**TASK REQUIREMENTS:**
Where a picture appears, skip it and copy everything else in the listing exactly.

**PROVIDED DATA:**
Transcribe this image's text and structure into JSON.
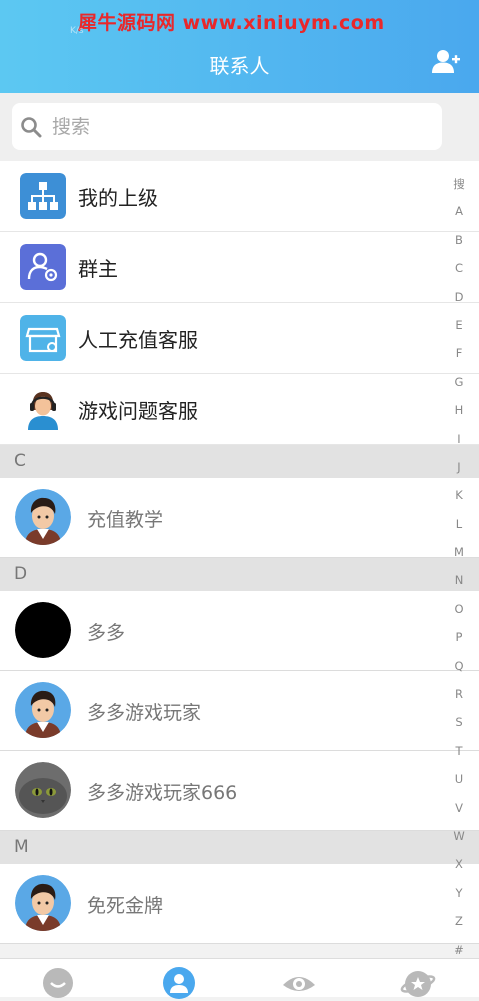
{
  "watermark": "犀牛源码网 www.xiniuym.com",
  "status": {
    "speed": "K/s"
  },
  "header": {
    "title": "联系人"
  },
  "search": {
    "placeholder": "搜索"
  },
  "fixed_items": [
    {
      "label": "我的上级",
      "icon": "hierarchy-icon",
      "color": "#3d8fd6"
    },
    {
      "label": "群主",
      "icon": "group-owner-icon",
      "color": "#5b6fd8"
    },
    {
      "label": "人工充值客服",
      "icon": "shop-service-icon",
      "color": "#4fb3e8"
    },
    {
      "label": "游戏问题客服",
      "icon": "headset-agent-icon",
      "color": "#2a8fd1"
    }
  ],
  "sections": [
    {
      "letter": "C",
      "contacts": [
        {
          "name": "充值教学",
          "avatar": "cartoon-boy"
        }
      ]
    },
    {
      "letter": "D",
      "contacts": [
        {
          "name": "多多",
          "avatar": "black-circle"
        },
        {
          "name": "多多游戏玩家",
          "avatar": "cartoon-boy"
        },
        {
          "name": "多多游戏玩家666",
          "avatar": "gray-cat"
        }
      ]
    },
    {
      "letter": "M",
      "contacts": [
        {
          "name": "免死金牌",
          "avatar": "cartoon-boy"
        }
      ]
    }
  ],
  "index_letters": [
    "搜",
    "A",
    "B",
    "C",
    "D",
    "E",
    "F",
    "G",
    "H",
    "I",
    "J",
    "K",
    "L",
    "M",
    "N",
    "O",
    "P",
    "Q",
    "R",
    "S",
    "T",
    "U",
    "V",
    "W",
    "X",
    "Y",
    "Z",
    "#"
  ],
  "tabs": [
    {
      "icon": "chat-icon",
      "active": false
    },
    {
      "icon": "contacts-icon",
      "active": true
    },
    {
      "icon": "discover-eye-icon",
      "active": false
    },
    {
      "icon": "planet-icon",
      "active": false
    }
  ],
  "colors": {
    "header_start": "#5cc8f2",
    "header_end": "#4aa8ee",
    "watermark": "#e8282b"
  }
}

**SOLUTION BELOW:**
Transcribe this image's text and structure into JSON.
{
  "watermark": "犀牛源码网 www.xiniuym.com",
  "status": {
    "speed": "K/s"
  },
  "header": {
    "title": "联系人"
  },
  "search": {
    "placeholder": "搜索"
  },
  "fixed_items": [
    {
      "label": "我的上级",
      "icon": "hierarchy-icon",
      "color": "#3d8fd6"
    },
    {
      "label": "群主",
      "icon": "group-owner-icon",
      "color": "#5b6fd8"
    },
    {
      "label": "人工充值客服",
      "icon": "shop-service-icon",
      "color": "#4fb3e8"
    },
    {
      "label": "游戏问题客服",
      "icon": "headset-agent-icon",
      "color": "#2a8fd1"
    }
  ],
  "sections": [
    {
      "letter": "C",
      "contacts": [
        {
          "name": "充值教学",
          "avatar": "cartoon-boy"
        }
      ]
    },
    {
      "letter": "D",
      "contacts": [
        {
          "name": "多多",
          "avatar": "black-circle"
        },
        {
          "name": "多多游戏玩家",
          "avatar": "cartoon-boy"
        },
        {
          "name": "多多游戏玩家666",
          "avatar": "gray-cat"
        }
      ]
    },
    {
      "letter": "M",
      "contacts": [
        {
          "name": "免死金牌",
          "avatar": "cartoon-boy"
        }
      ]
    }
  ],
  "index_letters": [
    "搜",
    "A",
    "B",
    "C",
    "D",
    "E",
    "F",
    "G",
    "H",
    "I",
    "J",
    "K",
    "L",
    "M",
    "N",
    "O",
    "P",
    "Q",
    "R",
    "S",
    "T",
    "U",
    "V",
    "W",
    "X",
    "Y",
    "Z",
    "#"
  ],
  "tabs": [
    {
      "icon": "chat-icon",
      "active": false
    },
    {
      "icon": "contacts-icon",
      "active": true
    },
    {
      "icon": "discover-eye-icon",
      "active": false
    },
    {
      "icon": "planet-icon",
      "active": false
    }
  ],
  "colors": {
    "header_start": "#5cc8f2",
    "header_end": "#4aa8ee",
    "watermark": "#e8282b"
  }
}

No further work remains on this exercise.